[Excerpts from a dataset]
^^^^

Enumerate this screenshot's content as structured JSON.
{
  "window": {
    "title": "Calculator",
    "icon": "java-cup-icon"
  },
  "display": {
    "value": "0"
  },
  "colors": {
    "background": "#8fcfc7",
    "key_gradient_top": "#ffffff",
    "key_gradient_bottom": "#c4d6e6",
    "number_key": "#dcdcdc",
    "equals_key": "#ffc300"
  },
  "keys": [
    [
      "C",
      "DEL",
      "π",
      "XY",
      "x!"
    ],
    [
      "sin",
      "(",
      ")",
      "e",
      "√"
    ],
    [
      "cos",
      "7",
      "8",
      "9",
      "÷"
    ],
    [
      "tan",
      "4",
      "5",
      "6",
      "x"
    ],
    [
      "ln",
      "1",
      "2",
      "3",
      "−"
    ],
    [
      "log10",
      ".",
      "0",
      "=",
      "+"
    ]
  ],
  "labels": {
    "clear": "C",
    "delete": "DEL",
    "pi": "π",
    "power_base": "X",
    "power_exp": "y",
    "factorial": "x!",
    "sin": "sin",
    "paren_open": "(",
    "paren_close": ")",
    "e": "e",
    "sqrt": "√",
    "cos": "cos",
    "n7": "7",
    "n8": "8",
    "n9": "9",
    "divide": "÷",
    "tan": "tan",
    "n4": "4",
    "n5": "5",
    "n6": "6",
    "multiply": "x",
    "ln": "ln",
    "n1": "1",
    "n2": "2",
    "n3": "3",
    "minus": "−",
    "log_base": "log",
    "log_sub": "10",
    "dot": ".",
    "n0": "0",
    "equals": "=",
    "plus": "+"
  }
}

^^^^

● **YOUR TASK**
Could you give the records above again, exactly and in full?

● **PROBLEM SOLUTION**
Enumerate this screenshot's content as structured JSON.
{
  "window": {
    "title": "Calculator",
    "icon": "java-cup-icon"
  },
  "display": {
    "value": "0"
  },
  "colors": {
    "background": "#8fcfc7",
    "key_gradient_top": "#ffffff",
    "key_gradient_bottom": "#c4d6e6",
    "number_key": "#dcdcdc",
    "equals_key": "#ffc300"
  },
  "keys": [
    [
      "C",
      "DEL",
      "π",
      "XY",
      "x!"
    ],
    [
      "sin",
      "(",
      ")",
      "e",
      "√"
    ],
    [
      "cos",
      "7",
      "8",
      "9",
      "÷"
    ],
    [
      "tan",
      "4",
      "5",
      "6",
      "x"
    ],
    [
      "ln",
      "1",
      "2",
      "3",
      "−"
    ],
    [
      "log10",
      ".",
      "0",
      "=",
      "+"
    ]
  ],
  "labels": {
    "clear": "C",
    "delete": "DEL",
    "pi": "π",
    "power_base": "X",
    "power_exp": "y",
    "factorial": "x!",
    "sin": "sin",
    "paren_open": "(",
    "paren_close": ")",
    "e": "e",
    "sqrt": "√",
    "cos": "cos",
    "n7": "7",
    "n8": "8",
    "n9": "9",
    "divide": "÷",
    "tan": "tan",
    "n4": "4",
    "n5": "5",
    "n6": "6",
    "multiply": "x",
    "ln": "ln",
    "n1": "1",
    "n2": "2",
    "n3": "3",
    "minus": "−",
    "log_base": "log",
    "log_sub": "10",
    "dot": ".",
    "n0": "0",
    "equals": "=",
    "plus": "+"
  }
}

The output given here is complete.